• [Interface dataset entries]
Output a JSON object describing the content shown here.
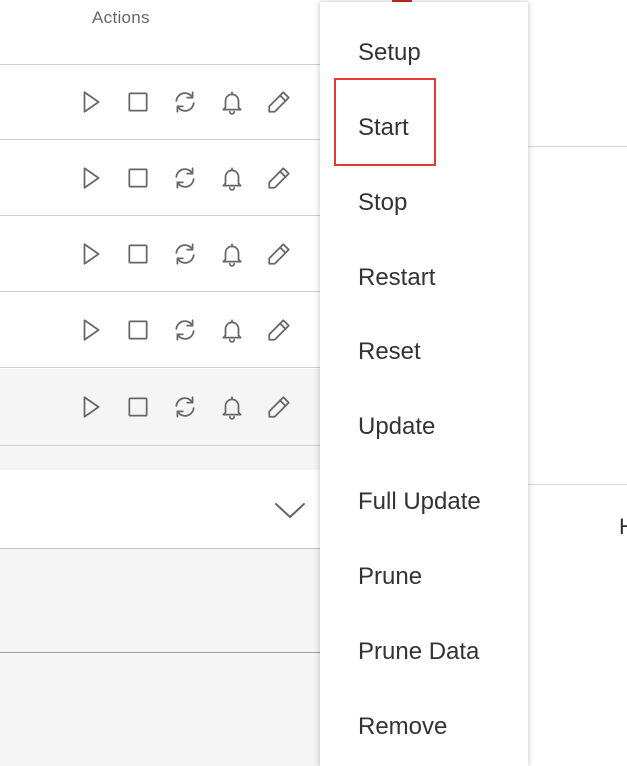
{
  "table": {
    "actions_header": "Actions"
  },
  "row_icons": [
    "play-icon",
    "stop-icon",
    "restart-icon",
    "bell-icon",
    "edit-icon"
  ],
  "menu": {
    "items": [
      {
        "label": "Setup"
      },
      {
        "label": "Start",
        "highlighted": true
      },
      {
        "label": "Stop"
      },
      {
        "label": "Restart"
      },
      {
        "label": "Reset"
      },
      {
        "label": "Update"
      },
      {
        "label": "Full Update"
      },
      {
        "label": "Prune"
      },
      {
        "label": "Prune Data"
      },
      {
        "label": "Remove"
      }
    ]
  },
  "right_panel": {
    "partial_text": "H"
  },
  "colors": {
    "highlight_border": "#e53935",
    "row_shaded": "#f5f5f5",
    "icon_stroke": "#666666"
  }
}
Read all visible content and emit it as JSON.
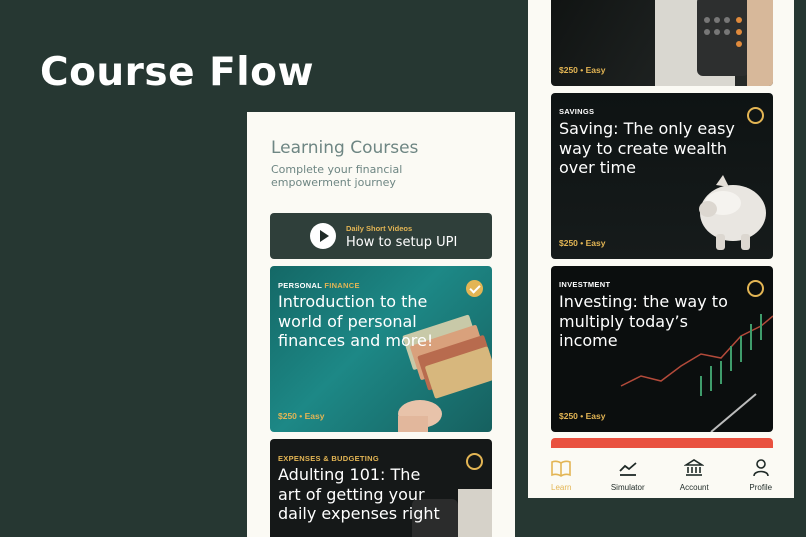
{
  "hero": {
    "title": "Course Flow"
  },
  "screen1": {
    "title": "Learning Courses",
    "subtitle": "Complete your financial empowerment journey",
    "video": {
      "label": "Daily Short Videos",
      "title": "How to setup UPI"
    },
    "courses": [
      {
        "category_a": "PERSONAL ",
        "category_b": "FINANCE",
        "title": "Introduction to the world of personal finances and more!",
        "meta": "$250 • Easy",
        "completed": true
      },
      {
        "category_a": "EXPENSES & BUDGETING",
        "category_b": "",
        "title": "Adulting 101: The art of getting your daily expenses right",
        "meta": "",
        "completed": false
      }
    ]
  },
  "screen2": {
    "courses": [
      {
        "category": "",
        "title": "",
        "meta": "$250 • Easy",
        "completed": false
      },
      {
        "category": "SAVINGS",
        "title": "Saving: The only easy way to create wealth over time",
        "meta": "$250 • Easy",
        "completed": false
      },
      {
        "category": "INVESTMENT",
        "title": "Investing: the way to multiply today’s income",
        "meta": "$250 • Easy",
        "completed": false
      }
    ],
    "tabs": [
      {
        "label": "Learn",
        "icon": "book-icon",
        "active": true
      },
      {
        "label": "Simulator",
        "icon": "chart-icon",
        "active": false
      },
      {
        "label": "Account",
        "icon": "bank-icon",
        "active": false
      },
      {
        "label": "Profile",
        "icon": "user-icon",
        "active": false
      }
    ]
  },
  "colors": {
    "background": "#263732",
    "accent": "#e3b554",
    "card_dark": "#2f3f3a",
    "alert": "#e9513f"
  }
}
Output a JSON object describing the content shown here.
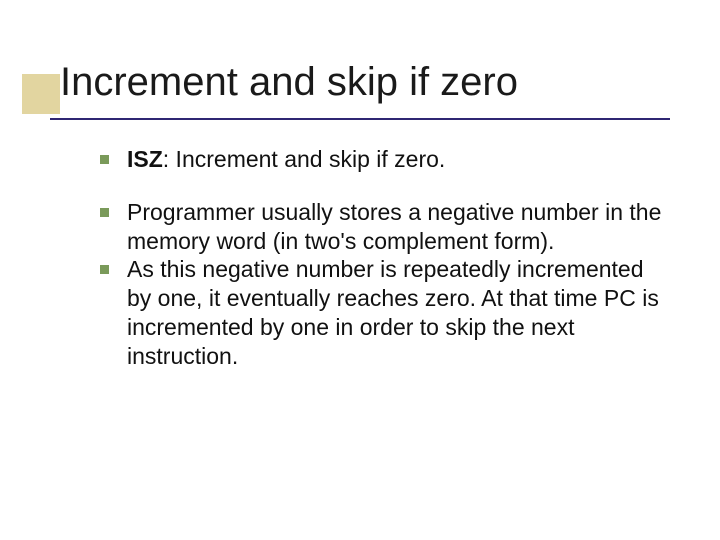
{
  "slide": {
    "title": "Increment and skip if zero",
    "bullets": [
      {
        "prefix": "ISZ",
        "rest": ": Increment and skip if zero."
      },
      {
        "text": "Programmer usually stores a negative number in the memory word (in two's complement form)."
      },
      {
        "text": "As this negative number is repeatedly incremented by one, it eventually reaches zero. At that time PC is incremented by one in order to skip the next instruction."
      }
    ]
  }
}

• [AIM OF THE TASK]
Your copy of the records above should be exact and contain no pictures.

• [EXPECTED ANSWER]
Output a JSON object describing the content shown here.
{
  "table": {
    "actions_header": "Actions"
  },
  "row_icons": [
    "play-icon",
    "stop-icon",
    "restart-icon",
    "bell-icon",
    "edit-icon"
  ],
  "menu": {
    "items": [
      {
        "label": "Setup"
      },
      {
        "label": "Start",
        "highlighted": true
      },
      {
        "label": "Stop"
      },
      {
        "label": "Restart"
      },
      {
        "label": "Reset"
      },
      {
        "label": "Update"
      },
      {
        "label": "Full Update"
      },
      {
        "label": "Prune"
      },
      {
        "label": "Prune Data"
      },
      {
        "label": "Remove"
      }
    ]
  },
  "right_panel": {
    "partial_text": "H"
  },
  "colors": {
    "highlight_border": "#e53935",
    "row_shaded": "#f5f5f5",
    "icon_stroke": "#666666"
  }
}
Read all visible content and emit it as JSON.
{
  "hero": {
    "title": "Course Flow"
  },
  "screen1": {
    "title": "Learning Courses",
    "subtitle": "Complete your financial empowerment journey",
    "video": {
      "label": "Daily Short Videos",
      "title": "How to setup UPI"
    },
    "courses": [
      {
        "category_a": "PERSONAL ",
        "category_b": "FINANCE",
        "title": "Introduction to the world of personal finances and more!",
        "meta": "$250 • Easy",
        "completed": true
      },
      {
        "category_a": "EXPENSES & BUDGETING",
        "category_b": "",
        "title": "Adulting 101: The art of getting your daily expenses right",
        "meta": "",
        "completed": false
      }
    ]
  },
  "screen2": {
    "courses": [
      {
        "category": "",
        "title": "",
        "meta": "$250 • Easy",
        "completed": false
      },
      {
        "category": "SAVINGS",
        "title": "Saving: The only easy way to create wealth over time",
        "meta": "$250 • Easy",
        "completed": false
      },
      {
        "category": "INVESTMENT",
        "title": "Investing: the way to multiply today’s income",
        "meta": "$250 • Easy",
        "completed": false
      }
    ],
    "tabs": [
      {
        "label": "Learn",
        "icon": "book-icon",
        "active": true
      },
      {
        "label": "Simulator",
        "icon": "chart-icon",
        "active": false
      },
      {
        "label": "Account",
        "icon": "bank-icon",
        "active": false
      },
      {
        "label": "Profile",
        "icon": "user-icon",
        "active": false
      }
    ]
  },
  "colors": {
    "background": "#263732",
    "accent": "#e3b554",
    "card_dark": "#2f3f3a",
    "alert": "#e9513f"
  }
}
Output a JSON object describing the content shown here.
{
  "slide": {
    "title": "Increment and skip if zero",
    "bullets": [
      {
        "prefix": "ISZ",
        "rest": ": Increment and skip if zero."
      },
      {
        "text": "Programmer usually stores a negative number in the memory word (in two's complement form)."
      },
      {
        "text": "As this negative number is repeatedly incremented by one, it eventually reaches zero. At that time PC is incremented by one in order to skip the next instruction."
      }
    ]
  }
}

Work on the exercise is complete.